There's a new PSA test that has been developed for post-prostate surgery patients. The standard and high-sensitivity tests now available measure PSA in nanograms (billionths of a gram). The new PSA test (see blurb below) measures PSA in picograms (trillionth of a gram). My question is do we need a test that is super sensitive? The anxiety index for post-prostatectomy patients is high enough already without adding to it with a test that is this sensitive. Does it make any difference if a PSA result is 1 trillionth of a gram vs. 2 trillionths of a gram?

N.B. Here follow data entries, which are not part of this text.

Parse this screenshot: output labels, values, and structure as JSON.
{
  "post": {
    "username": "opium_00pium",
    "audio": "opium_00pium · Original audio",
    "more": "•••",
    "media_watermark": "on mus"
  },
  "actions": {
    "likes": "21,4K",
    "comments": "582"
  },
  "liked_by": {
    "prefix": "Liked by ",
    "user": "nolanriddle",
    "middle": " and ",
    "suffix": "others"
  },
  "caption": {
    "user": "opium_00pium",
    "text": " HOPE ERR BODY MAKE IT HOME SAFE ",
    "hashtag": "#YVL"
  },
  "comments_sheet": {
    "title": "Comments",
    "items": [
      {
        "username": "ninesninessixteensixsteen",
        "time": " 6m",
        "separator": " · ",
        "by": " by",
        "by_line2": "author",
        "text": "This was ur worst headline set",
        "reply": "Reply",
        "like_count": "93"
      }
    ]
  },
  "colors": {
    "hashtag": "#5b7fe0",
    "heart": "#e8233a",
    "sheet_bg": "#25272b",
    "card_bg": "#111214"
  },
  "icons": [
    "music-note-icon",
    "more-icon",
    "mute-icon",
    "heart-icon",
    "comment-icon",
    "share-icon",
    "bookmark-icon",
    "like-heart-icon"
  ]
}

MedWire (9/30, Guy) reported that scientists at the Boston-based Quanterix Corporation "have developed a novel method to detect serum prostate-specific antigen (PSA) levels in men who have undergone surgery for prostate cancer." In fact, "in preliminary validation studies, the AccuPSA test -- which uses Single Molecule Array technology to separate individual PSA molecules and count them -- showed a lower detection limit of 0.01 pg/ml, and a quantification limit of less than 0.05 pg/ml. The assay also demonstrated good agreement with a standard PSA test when used to detect higher PSA levels
Post Edited (TimG) : 10/1/2010 9:38:33 PM (GMT-6)